The average home price in Park City has exceeded $ 3 million this year. With only 600 affordable housing units in the city – about a quarter of what is needed – workers have to move elsewhere and commute, as my colleague Sara Tabin reported this week.
Many choose to find other jobs, leaving Park City businesses to compete tooth and nail for workers or, unable to find staff, reduce their hours or even close on certain days, Beerman said.
When speaking to fellow mayors of resort towns in Colorado, he said the situation was so bad that they were anticipating citizen initiatives to ban short-term rentals altogether.
Some local towns in Utah have attempted to deal with the situation.
Cottonwood Heights Mayor Mike Peterson said short-term rentals in his town must be zoned for multi-family or mixed-use housing and be either in a condo project or in a planned development – leaving very little of the eligible city.
Looking at Cottonwood Heights listings, many appear to comply with zoning requirements, but a considerable number of others do not.
The city can impose a fine of $ 250 for the first violation, up to $ 1,000 each day for a subsequent violation.
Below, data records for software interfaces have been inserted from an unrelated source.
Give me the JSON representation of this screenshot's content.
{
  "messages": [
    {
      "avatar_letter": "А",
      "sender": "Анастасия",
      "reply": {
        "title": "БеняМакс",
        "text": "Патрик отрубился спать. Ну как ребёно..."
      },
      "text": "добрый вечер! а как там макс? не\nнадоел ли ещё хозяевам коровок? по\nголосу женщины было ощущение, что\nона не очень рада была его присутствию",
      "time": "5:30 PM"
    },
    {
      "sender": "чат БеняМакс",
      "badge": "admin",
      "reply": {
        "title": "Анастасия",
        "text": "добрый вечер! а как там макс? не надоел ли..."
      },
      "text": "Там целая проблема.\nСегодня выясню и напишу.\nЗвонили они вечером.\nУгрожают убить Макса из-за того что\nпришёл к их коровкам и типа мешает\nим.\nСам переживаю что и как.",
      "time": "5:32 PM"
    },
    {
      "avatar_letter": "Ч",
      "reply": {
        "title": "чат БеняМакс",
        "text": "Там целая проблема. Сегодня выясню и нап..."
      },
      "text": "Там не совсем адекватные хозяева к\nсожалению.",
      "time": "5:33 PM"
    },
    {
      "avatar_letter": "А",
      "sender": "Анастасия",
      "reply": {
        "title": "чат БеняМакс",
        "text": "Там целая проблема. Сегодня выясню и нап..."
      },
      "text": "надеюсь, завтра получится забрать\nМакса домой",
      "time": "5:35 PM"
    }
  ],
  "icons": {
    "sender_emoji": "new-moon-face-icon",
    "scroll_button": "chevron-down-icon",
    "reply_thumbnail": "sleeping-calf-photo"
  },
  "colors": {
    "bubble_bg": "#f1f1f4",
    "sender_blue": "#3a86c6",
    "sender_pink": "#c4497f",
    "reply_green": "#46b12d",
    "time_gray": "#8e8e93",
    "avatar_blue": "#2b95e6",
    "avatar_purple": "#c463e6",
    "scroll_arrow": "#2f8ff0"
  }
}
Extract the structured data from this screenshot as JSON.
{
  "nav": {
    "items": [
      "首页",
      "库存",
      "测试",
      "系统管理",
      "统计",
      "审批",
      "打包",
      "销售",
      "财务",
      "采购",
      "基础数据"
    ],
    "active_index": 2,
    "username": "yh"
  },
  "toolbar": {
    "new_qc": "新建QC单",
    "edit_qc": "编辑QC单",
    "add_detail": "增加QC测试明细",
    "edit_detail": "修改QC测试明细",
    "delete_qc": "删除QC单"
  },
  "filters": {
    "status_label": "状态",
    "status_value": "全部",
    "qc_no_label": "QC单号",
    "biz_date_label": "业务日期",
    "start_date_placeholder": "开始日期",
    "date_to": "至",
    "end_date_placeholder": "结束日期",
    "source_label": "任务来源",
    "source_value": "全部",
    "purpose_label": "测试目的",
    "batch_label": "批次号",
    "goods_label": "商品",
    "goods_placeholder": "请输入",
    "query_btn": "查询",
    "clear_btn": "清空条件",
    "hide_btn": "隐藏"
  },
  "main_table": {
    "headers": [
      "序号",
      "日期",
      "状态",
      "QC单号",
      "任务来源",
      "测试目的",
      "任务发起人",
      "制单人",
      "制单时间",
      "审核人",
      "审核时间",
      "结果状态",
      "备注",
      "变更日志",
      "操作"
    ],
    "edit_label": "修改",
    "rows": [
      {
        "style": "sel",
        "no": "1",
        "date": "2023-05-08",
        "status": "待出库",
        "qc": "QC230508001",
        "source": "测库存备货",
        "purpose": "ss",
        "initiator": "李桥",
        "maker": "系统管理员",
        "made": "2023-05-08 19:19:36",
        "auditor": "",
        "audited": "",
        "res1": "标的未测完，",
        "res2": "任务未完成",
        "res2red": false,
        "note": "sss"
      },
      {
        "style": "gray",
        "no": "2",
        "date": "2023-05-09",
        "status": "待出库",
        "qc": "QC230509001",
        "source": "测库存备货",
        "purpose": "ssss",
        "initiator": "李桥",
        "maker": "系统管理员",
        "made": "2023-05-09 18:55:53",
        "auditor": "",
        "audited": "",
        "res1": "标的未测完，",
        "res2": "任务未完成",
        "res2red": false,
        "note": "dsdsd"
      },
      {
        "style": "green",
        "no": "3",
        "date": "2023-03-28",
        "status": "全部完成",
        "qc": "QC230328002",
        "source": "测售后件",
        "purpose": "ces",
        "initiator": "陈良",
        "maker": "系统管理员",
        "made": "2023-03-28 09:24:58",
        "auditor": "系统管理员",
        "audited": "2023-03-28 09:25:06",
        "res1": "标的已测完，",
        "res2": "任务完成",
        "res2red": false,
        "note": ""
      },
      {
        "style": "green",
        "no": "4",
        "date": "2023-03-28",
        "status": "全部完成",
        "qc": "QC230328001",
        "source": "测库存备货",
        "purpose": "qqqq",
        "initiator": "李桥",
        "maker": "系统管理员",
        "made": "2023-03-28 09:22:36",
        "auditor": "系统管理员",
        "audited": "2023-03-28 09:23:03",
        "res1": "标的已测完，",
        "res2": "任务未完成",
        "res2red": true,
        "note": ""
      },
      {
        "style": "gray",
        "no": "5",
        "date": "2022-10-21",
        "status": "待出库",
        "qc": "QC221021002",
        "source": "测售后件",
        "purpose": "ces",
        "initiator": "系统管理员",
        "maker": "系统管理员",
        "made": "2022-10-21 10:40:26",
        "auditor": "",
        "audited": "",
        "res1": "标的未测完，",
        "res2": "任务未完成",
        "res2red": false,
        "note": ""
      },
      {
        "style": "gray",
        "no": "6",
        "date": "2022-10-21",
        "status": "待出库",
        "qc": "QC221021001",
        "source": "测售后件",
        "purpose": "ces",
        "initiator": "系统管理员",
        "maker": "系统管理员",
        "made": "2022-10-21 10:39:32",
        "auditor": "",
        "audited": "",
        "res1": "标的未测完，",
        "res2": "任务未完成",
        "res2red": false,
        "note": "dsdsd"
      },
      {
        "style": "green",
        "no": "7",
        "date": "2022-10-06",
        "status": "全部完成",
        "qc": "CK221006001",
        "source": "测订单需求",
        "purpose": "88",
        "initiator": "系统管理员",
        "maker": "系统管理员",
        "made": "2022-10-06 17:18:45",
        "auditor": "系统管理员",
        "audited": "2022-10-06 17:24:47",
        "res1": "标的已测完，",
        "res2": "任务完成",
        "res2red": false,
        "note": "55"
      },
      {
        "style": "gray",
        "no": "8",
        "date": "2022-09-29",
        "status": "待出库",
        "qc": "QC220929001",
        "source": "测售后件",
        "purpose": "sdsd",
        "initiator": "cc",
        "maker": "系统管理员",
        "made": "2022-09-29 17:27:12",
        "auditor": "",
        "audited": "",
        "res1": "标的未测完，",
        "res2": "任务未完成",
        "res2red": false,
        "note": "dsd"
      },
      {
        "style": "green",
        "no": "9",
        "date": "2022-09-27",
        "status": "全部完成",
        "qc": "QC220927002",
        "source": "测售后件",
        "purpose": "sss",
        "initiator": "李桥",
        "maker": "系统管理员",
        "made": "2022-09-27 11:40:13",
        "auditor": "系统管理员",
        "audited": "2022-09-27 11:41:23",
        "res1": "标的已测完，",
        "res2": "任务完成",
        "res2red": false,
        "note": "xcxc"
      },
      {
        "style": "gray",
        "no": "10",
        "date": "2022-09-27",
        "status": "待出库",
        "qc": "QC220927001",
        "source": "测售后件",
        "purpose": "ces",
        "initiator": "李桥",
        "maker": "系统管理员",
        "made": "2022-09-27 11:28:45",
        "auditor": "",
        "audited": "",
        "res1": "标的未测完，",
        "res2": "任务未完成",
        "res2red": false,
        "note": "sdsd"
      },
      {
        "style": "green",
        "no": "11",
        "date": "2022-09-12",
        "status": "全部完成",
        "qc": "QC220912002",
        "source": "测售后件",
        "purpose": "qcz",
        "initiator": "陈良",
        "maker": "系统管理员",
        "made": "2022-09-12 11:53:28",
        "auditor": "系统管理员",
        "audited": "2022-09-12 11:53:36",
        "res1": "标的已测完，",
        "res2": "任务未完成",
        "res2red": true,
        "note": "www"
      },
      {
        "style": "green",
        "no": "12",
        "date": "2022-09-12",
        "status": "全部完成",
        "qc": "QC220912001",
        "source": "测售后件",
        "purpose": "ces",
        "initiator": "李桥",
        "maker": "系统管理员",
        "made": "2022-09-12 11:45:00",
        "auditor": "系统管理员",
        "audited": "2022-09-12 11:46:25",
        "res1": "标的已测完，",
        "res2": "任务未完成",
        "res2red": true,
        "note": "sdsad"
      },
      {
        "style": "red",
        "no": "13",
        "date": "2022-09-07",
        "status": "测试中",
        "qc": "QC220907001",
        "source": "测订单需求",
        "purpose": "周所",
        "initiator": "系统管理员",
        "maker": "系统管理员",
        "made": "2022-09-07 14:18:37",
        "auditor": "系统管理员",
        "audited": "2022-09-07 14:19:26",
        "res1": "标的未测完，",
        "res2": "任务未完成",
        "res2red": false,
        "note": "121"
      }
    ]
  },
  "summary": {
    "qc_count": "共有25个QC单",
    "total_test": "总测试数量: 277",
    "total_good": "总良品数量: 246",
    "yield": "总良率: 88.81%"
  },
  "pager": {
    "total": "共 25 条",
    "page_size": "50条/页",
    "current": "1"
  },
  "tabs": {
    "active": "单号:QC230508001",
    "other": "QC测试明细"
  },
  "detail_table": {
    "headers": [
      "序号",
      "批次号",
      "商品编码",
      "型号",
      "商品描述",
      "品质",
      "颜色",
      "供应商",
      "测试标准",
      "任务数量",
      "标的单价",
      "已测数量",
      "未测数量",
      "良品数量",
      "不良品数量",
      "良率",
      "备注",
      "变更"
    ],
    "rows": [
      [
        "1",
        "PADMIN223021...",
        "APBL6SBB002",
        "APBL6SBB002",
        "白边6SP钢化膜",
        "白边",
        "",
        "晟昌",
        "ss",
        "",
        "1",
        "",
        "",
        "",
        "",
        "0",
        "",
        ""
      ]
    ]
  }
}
“I’m sure some people have bought homes and decided to take advantage of our beautiful canyons and ski resorts,” but are not in compliance, said Peterson. Almost always, when the city receives a complaint, Peterson said, the owner or owners say they didn’t know the rules.
Sandy City passed an ordinance in 2018 requiring short-term rentals to be allowed, then capped the number of licenses issued in each neighborhood – a smart approach. Of the 294 licenses available, only 96 are in use.
But again, looking at the ads, there are more rentals available in some neighborhoods than permits issued, and there isn’t much the city can do unless other residents complain.
If this all sounds absurd, I agree.
Local governments understand the needs of their community and should be the ones deciding where they want short term rentals or not. But then depriving them of the ability to actively enforce those regulations undermines the whole concept of local control.
“We would like tools to regulate this,” Beerman said. “We would like to determine which areas and which neighborhoods [short-term rentals] are allowed.”
At a minimum, the legislature should let local governments use the simpler tool – rental listings – as a starting point to identify who might bypass local zoning ordinances.
Local boards may want to consider restricting short-term arbitrage before it explodes and bleeds long-term rental properties.
And lawmakers could give resort communities like Park City or Moab the option of charging an additional tax or impact fee on short-term rentals with the dedicated affordable housing proceeds to offset the effects of short-term rentals.
If we do this right, we could convert hundreds, if not thousands of units into long-term affordable housing, alleviate a real housing crisis, and maintain the integrity of our neighborhoods.